I don’t know what to do with The Shade Room.
The celebrity news website and its wildly popular Instagram page (currently at over 20 million followers and counting) has, since its founding by Nigerian American entrepreneur Angelica Nwandu in 2014, become an institution in the world of Black gossip. It is a part of the Black lexicon and the Black zeitgeist, mentioned in rap songs and TV shows. With a hodgepodge of posts including celebrity news, memes, politics and inspirational messages, The Shade Room has cemented itself as a constantly evolving archive of Black pop culture.
That’s what makes The Shade Room so intensely intriguing and addictive. It is relentless with content generation, adept at locking onto stories as they develop (a running joke is that The Shade Room seems to repost celebrity Instagram posts before the celebrities have even posted them). And it is powerful enough to not only follow the gossip but also to become the catalyst for it. On any given day, you’ll see Black celebrities, influencers and reality television stars like Teyana Taylor, B. Simone and Nene Leakes “step into The Shade Room” to refute, clap back or cut up in the comments with thousands of other followers.

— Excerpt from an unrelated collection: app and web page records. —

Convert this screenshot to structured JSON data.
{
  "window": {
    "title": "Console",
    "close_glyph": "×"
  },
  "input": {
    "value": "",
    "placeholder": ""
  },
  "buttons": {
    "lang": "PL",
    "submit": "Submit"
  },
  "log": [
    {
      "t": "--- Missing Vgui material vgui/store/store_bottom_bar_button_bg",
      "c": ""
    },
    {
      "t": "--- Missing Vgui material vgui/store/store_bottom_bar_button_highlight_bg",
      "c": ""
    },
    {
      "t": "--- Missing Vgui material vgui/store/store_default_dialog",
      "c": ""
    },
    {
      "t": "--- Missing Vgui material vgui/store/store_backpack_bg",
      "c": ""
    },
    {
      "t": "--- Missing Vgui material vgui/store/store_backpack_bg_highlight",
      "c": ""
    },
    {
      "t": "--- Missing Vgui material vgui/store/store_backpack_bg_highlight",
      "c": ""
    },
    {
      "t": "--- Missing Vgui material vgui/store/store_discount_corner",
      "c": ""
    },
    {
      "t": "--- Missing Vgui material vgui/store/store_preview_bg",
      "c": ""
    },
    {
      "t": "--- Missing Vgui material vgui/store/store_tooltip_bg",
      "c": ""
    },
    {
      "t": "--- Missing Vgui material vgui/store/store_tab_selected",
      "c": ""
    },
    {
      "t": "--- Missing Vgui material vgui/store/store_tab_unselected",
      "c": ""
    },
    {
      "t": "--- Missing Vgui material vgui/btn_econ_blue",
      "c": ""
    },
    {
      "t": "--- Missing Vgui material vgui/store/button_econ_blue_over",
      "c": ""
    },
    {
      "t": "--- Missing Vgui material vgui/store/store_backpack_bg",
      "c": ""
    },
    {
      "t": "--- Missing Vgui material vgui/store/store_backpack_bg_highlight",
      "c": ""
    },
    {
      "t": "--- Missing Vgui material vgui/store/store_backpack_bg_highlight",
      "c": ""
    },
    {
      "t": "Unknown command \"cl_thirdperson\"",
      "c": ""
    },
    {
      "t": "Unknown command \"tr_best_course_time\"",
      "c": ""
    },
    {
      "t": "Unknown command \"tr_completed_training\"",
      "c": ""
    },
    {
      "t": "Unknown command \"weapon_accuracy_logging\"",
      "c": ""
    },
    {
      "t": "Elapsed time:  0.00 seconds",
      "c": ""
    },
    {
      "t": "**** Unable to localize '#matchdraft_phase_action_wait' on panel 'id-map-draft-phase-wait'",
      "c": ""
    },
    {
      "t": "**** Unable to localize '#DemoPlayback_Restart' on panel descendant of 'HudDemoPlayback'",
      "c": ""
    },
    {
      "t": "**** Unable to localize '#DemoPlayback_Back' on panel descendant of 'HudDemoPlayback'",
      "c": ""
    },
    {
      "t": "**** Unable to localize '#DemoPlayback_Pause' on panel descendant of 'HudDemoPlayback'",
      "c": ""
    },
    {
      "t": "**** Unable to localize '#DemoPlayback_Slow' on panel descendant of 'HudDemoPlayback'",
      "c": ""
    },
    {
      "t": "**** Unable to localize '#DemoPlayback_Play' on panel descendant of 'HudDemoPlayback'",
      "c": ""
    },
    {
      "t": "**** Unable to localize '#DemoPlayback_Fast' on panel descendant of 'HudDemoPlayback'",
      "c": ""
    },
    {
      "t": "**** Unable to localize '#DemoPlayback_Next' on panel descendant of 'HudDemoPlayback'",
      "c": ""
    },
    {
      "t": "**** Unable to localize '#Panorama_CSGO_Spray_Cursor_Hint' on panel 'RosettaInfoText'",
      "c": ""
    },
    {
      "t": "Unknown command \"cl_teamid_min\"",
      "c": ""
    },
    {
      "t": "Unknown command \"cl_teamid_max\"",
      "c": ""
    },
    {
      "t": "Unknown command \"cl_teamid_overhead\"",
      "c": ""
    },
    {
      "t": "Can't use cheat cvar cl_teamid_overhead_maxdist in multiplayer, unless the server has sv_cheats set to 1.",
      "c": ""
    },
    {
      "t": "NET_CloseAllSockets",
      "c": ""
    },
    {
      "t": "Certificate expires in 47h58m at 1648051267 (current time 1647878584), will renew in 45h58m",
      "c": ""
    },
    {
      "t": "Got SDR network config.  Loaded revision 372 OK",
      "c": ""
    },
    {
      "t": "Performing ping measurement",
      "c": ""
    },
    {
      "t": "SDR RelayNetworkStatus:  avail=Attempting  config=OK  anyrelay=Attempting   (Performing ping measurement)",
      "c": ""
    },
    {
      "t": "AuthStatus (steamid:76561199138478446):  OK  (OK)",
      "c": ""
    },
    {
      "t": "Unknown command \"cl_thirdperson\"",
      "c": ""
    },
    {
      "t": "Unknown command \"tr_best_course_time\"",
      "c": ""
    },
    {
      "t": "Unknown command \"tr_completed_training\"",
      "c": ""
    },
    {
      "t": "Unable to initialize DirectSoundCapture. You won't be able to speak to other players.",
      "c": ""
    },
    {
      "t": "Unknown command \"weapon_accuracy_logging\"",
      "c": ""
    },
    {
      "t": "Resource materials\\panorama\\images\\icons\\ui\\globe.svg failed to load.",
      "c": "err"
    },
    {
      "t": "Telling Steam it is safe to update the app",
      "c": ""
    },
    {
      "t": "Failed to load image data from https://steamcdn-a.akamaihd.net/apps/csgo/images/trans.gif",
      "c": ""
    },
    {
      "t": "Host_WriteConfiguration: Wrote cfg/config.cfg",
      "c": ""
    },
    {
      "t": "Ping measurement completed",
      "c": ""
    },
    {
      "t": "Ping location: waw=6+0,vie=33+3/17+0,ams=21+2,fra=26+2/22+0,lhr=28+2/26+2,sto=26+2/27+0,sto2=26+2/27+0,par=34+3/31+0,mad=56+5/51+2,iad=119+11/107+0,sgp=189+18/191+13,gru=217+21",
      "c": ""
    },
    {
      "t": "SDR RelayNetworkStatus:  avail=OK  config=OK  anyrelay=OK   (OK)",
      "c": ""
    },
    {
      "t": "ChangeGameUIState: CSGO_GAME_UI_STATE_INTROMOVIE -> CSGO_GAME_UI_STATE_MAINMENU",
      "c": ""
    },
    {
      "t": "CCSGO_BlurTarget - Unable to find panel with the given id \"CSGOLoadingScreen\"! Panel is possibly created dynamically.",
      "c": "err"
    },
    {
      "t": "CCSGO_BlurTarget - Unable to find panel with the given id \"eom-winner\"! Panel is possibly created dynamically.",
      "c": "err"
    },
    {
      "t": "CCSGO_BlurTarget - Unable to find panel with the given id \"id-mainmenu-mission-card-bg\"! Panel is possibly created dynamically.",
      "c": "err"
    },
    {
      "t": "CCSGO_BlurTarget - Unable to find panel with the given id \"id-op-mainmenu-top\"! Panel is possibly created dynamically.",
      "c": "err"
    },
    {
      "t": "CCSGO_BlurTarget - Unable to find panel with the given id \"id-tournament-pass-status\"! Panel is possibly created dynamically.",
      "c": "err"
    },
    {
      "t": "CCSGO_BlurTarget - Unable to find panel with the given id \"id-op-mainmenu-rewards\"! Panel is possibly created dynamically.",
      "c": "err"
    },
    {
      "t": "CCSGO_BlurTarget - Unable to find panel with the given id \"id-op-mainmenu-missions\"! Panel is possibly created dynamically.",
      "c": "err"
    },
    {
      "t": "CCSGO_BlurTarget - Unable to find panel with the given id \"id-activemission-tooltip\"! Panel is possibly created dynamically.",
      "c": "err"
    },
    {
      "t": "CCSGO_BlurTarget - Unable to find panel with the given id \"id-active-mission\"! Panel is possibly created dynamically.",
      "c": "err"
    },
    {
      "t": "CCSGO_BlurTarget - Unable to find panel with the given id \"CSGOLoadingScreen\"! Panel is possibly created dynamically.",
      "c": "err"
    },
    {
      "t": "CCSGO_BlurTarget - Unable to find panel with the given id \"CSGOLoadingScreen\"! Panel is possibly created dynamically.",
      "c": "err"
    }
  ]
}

These comments from celebs usually get screencapped and made into their own posts, forming a never-ending, self-referential loop of tea.
In a March 2019 profile for Marie Claire, Nwandu contended that she doesn’t think of The Shade Room as purely a gossip site but more of a cultural archive. “I think our site is about the culture,” she said, “All the things that make black culture beautiful.” To some extent, Nwandu is correct in that The Shade Room does provide a kind of snapshot of Blackness that, while not definitive, is most definitely key. But with the beauty, obviously, comes some of the ugliness.
The comments section on The Shade Room can be regarded as a fascinating, telling and ultimately disturbing microcosm of ideas and attitudes. It...